The rocket is carrying supplies to the international space station. SpaceX hopes to land the reusable rocket onto a platform in the Atlantic Ocean.
SuperPACs, financed by unlimited but disclosed donations, now appear to be the presidential candidate's new best friend. One backing Sen. Marco Rubio is revving up, and Sen. Ted Cruz already has four.
Tuesday, senators begin working out the details of a bipartisan update to the No Child Left Behind education law. The proposed revision would give states more control over school accountability.
For this week's Sandwich Monday, we try a British delicacy: All-Day Breakfast in a can. We may be using the word delicacy incorrectly.
When HBO announced HBO Now, the media company's new standalone streaming service, analysts considered "Game of Thrones" its flagship title.
"Game of Thrones" is one of the most popular original content dramas in the market right now," says Lawrence Low, head of regional sales at anti-piracy research firm Irdeto. "It’s premium, original content that has appeal with many different demographics. Maybe even more importantly...it appeals to many countries, not all of which have the access they would like to the show."
HBO Now offered streaming capability for $14.99 a month, cheaper than the traditional path of cable plus a premium subscription, which was formerly the only route to HBO content (without borrowing your cousin's password). "Game of Thrones" is considered the most pirated show in history, and now, four episodes of the new season have already leaked.
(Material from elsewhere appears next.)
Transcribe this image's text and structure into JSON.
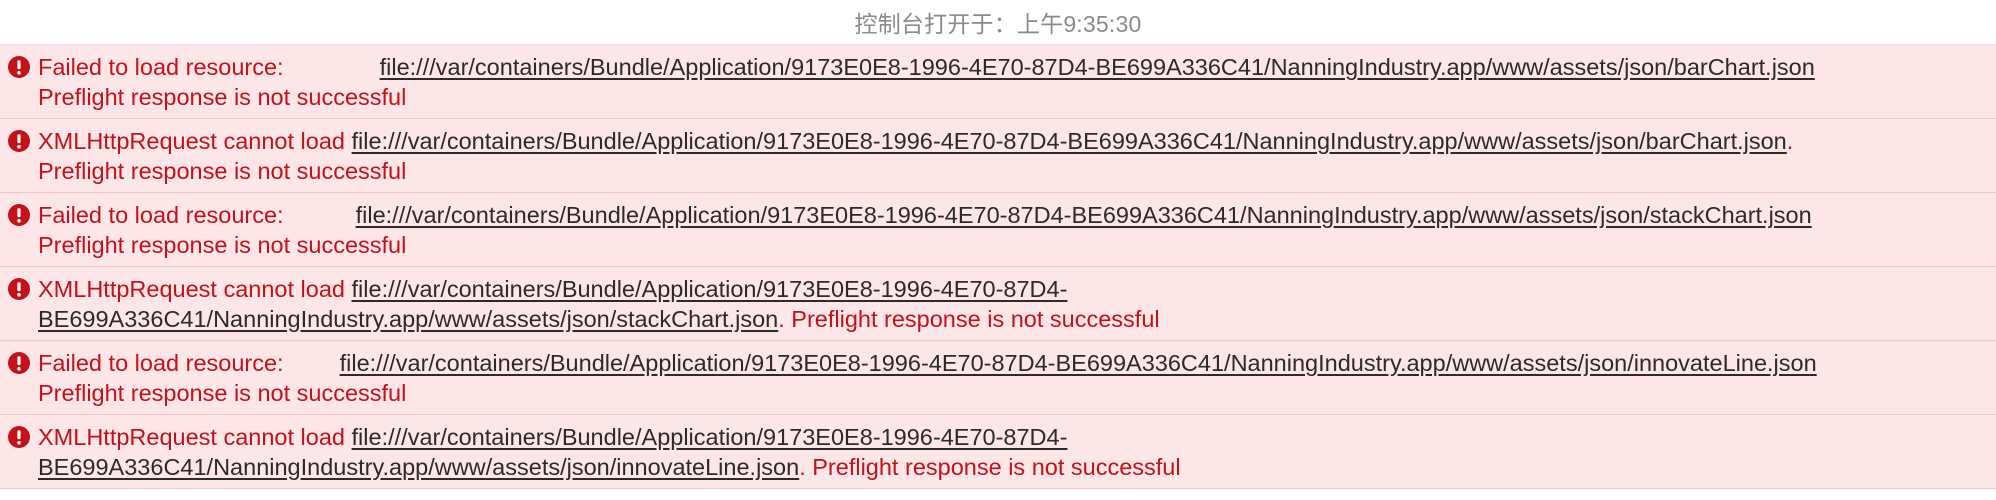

So, could HBO Now combat piracy by making the show, and other HBO content, easier to acquire legally?
"I think it's less about piracy and more about capturing that growing number of Americans who aren't subscribing to cable. There's this number thrown out that there's about 10 to 11 million people in the U.S. who don't subscribe to cable, a lot of them millennials," says Natalie Jarvey, who covers digital media at The Hollywood Reporter.
For "Game of Thrones" season five, HBO went to work to make the show easier for international audiences to access, too. The season premiere was simulcast across 170 countries. In the past, episodes were staggered for up to weeks at a time for global markets. That delay could have made piracy a worthy pursuit for viewers abroad in the past – the U.S. ranked third when it came to "Game of Thrones" piracy, behind Brazil and France.
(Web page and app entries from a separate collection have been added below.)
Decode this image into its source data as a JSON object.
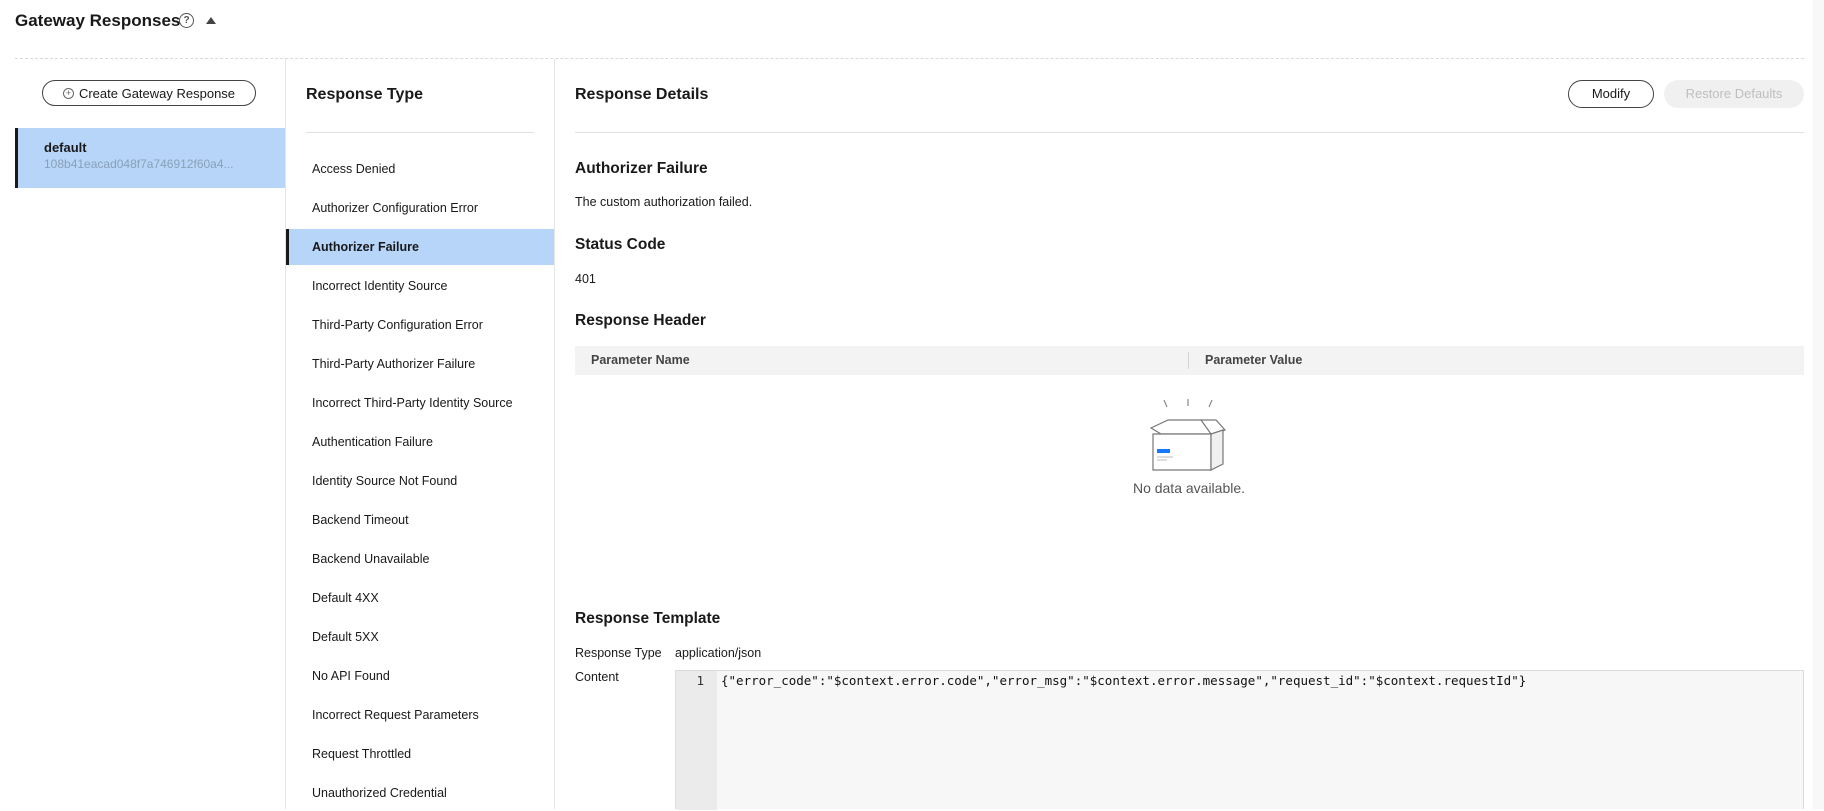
{
  "header": {
    "title": "Gateway Responses",
    "help_icon": "question-circle-icon",
    "collapse_icon": "caret-up-icon"
  },
  "left": {
    "create_button_label": "Create Gateway Response",
    "create_button_icon": "plus-circle-icon",
    "gateway_items": [
      {
        "name": "default",
        "id": "108b41eacad048f7a746912f60a4..."
      }
    ]
  },
  "middle": {
    "header": "Response Type",
    "items": [
      "Access Denied",
      "Authorizer Configuration Error",
      "Authorizer Failure",
      "Incorrect Identity Source",
      "Third-Party Configuration Error",
      "Third-Party Authorizer Failure",
      "Incorrect Third-Party Identity Source",
      "Authentication Failure",
      "Identity Source Not Found",
      "Backend Timeout",
      "Backend Unavailable",
      "Default 4XX",
      "Default 5XX",
      "No API Found",
      "Incorrect Request Parameters",
      "Request Throttled",
      "Unauthorized Credential"
    ],
    "selected_index": 2
  },
  "details": {
    "header": "Response Details",
    "modify_label": "Modify",
    "restore_label": "Restore Defaults",
    "selected_title": "Authorizer Failure",
    "selected_description": "The custom authorization failed.",
    "status_code_title": "Status Code",
    "status_code": "401",
    "response_header_title": "Response Header",
    "table_columns": [
      "Parameter Name",
      "Parameter Value"
    ],
    "empty_text": "No data available.",
    "empty_icon": "empty-box-icon",
    "template_title": "Response Template",
    "template_type_label": "Response Type",
    "template_type_value": "application/json",
    "template_content_label": "Content",
    "code_line_number": "1",
    "code": "{\"error_code\":\"$context.error.code\",\"error_msg\":\"$context.error.message\",\"request_id\":\"$context.requestId\"}"
  },
  "colors": {
    "selection_bg": "#b6d5f8",
    "accent_blue": "#1677ff",
    "disabled_text": "#bfbfbf"
  }
}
"It goes back to the idea of availability ... I think people are pirating because they can't find the content anywhere else," Jarvey says. "While HBO Now might help with some of that, HBO Now right now is only in the U.S."
One reason that HBO may not have allowed its content to be viewed a la carte in the past was due to a concern of increased piracy. But, the digital-only TV show "House of Cards" was only the fifth most-pirated show, according to anti-piracy research firm Irdeto, behind traditional-TV "Game of Thrones," "Walking Dead," "Breaking Bad," and "Vikings."
"The mode of distribution is not really the question," says Low. "Digital format or streaming does not make content harder to find illegally. The other challenge for content owners and distributors is having rights to distribute in all the territories they have coverage. Even Netflix does not have rights to 'House of Cards' on its service in all of the countries where it is available."